- ASSIGNED TASK
Search the entries below for the string "data" and copy the lines that hold it.

(Records excerpted from a collection)

____________

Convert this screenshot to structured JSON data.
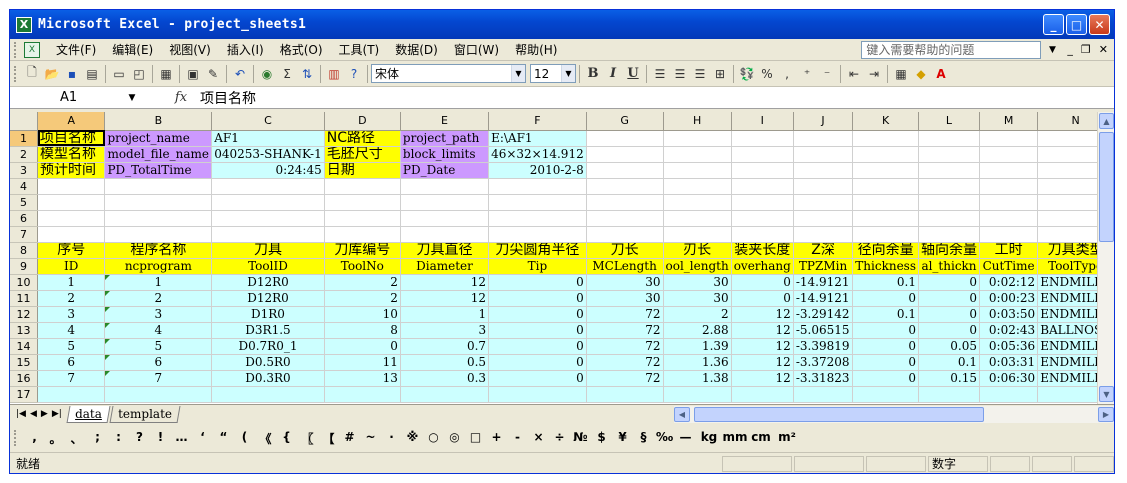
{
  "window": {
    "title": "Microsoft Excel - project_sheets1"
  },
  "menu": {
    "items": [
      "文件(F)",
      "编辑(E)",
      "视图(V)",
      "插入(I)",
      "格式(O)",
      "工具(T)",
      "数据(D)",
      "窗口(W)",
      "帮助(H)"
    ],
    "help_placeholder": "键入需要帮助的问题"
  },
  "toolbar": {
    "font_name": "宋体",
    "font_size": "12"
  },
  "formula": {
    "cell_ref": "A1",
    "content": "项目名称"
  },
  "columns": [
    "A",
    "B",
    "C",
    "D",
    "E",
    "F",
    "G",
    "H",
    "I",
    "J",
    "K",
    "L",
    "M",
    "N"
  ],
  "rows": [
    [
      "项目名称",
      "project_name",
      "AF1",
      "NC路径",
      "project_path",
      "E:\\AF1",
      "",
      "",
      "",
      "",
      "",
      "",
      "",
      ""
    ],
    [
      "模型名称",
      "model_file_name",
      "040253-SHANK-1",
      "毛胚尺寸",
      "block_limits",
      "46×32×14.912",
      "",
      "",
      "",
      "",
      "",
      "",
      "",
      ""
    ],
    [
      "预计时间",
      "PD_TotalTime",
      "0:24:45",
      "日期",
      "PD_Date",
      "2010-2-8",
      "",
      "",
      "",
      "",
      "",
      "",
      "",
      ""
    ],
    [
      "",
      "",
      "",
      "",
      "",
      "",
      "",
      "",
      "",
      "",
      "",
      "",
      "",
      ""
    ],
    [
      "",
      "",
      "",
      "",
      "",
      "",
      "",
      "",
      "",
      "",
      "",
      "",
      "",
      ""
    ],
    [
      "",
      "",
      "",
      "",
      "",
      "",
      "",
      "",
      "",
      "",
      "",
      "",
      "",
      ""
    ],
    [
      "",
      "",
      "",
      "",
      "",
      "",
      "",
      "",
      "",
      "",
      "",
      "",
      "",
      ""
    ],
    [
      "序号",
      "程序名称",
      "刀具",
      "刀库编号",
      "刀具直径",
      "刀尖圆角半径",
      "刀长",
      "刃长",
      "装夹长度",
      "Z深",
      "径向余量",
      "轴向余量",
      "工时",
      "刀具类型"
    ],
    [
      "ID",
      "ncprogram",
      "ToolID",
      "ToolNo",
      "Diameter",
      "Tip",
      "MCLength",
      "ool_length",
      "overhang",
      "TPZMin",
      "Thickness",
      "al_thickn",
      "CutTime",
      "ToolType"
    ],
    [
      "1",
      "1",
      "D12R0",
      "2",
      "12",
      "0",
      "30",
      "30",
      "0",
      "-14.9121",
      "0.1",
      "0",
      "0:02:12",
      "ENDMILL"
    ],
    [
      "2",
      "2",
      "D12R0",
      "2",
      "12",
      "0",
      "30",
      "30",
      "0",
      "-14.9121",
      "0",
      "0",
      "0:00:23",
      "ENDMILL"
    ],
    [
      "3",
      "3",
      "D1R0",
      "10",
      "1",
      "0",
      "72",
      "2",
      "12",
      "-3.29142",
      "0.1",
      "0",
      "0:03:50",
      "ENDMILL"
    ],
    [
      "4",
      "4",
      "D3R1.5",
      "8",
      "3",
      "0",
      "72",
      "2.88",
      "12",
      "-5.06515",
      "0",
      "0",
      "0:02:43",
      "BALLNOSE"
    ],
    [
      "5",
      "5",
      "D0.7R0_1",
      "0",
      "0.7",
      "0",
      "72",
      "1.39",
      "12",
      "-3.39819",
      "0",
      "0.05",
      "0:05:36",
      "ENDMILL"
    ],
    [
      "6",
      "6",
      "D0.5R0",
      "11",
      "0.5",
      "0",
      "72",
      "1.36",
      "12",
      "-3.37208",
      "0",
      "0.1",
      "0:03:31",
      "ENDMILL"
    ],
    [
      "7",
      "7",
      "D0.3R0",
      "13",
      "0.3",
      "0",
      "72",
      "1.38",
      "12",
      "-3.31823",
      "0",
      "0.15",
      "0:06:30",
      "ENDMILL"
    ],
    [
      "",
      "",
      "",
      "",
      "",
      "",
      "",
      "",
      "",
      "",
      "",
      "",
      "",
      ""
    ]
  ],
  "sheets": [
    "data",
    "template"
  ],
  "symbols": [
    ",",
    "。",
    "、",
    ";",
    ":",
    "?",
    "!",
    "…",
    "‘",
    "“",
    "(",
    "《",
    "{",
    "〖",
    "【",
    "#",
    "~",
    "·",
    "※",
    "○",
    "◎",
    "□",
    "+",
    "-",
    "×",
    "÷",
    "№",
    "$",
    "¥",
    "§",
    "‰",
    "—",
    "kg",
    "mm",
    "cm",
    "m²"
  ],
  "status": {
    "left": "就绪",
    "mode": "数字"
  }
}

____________

- EXPECTED OUTPUT
Convert this screenshot to structured JSON data.
    "data",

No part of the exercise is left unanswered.